No, he was not going anywhere, he said, he was simply bringing in the loads of shopping I had neglected to unpack from my car the day before. We carried them in together.
After I had unloaded the shopping I found myself driving behind the wheel of what I recognised as my car, only the dashboard seemed different from what I had remembered and I had trouble getting the car into gear. The clutch kept slipping out.
I cut in front of another car and worried it would hit the back of me but I had left enough room to avoid an accident and then I stopped at the bottom of a hill near my house. Across the road I could see a group of people, adults and children alike all of them dressed in what looked like red and white horizontally striped jump suits. Some wore beanies with red horns sewn out of material on their heads. These were serious football supporters, I reasoned. They must support the team called the Saints.
It was early morning and they were gathering for breakfast, one of them was my son. I imagined helping him to pack his bag before this meeting. I had checked his shoes. They were new with a price tag of $6.00 attached to the side heel. So cheap. I wondered that the shop normally quiet on a Sunday morning could manage so many customers at once.
On the other side of the road there were a few similarly dressed football supporters and one or two in the post office where I stood in a queue waiting my turn. It seemed to take forever to be served and I found myself annoyed when someone at the other end of the room who had come in after me was served before me.
I became huffy in that understated bodily way when I want it to be known that I am cross, that something is amiss but I do not want to shout it out in front of everyone.
The counter formed a half moon and three women stood behind it each serving customers in turn. Just below the counter shielded from the over fall on the stretch of shadowed carpet I noticed that someone had dropped their watch. Then I noticed not one watch but two and three and four. There was a line of watches along the stretch of ground below the counter’s overhang and I set about collecting them. I had thought at first that I might keep one for myself – stealing I knew, but who cared – finders keepers.

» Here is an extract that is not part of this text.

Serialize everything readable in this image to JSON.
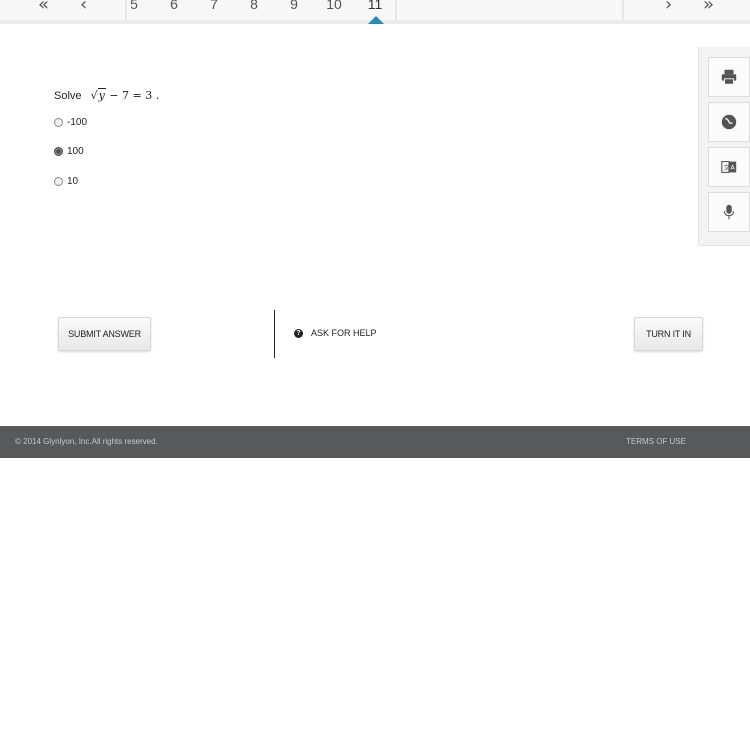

In the end I decided to hand them all over at the counter when it came my turn. What could I do with watches such as these? None seemed particularly valuable, but I wondered that so many people in the one store could stand in the queue and lose their watch. It was uncanny.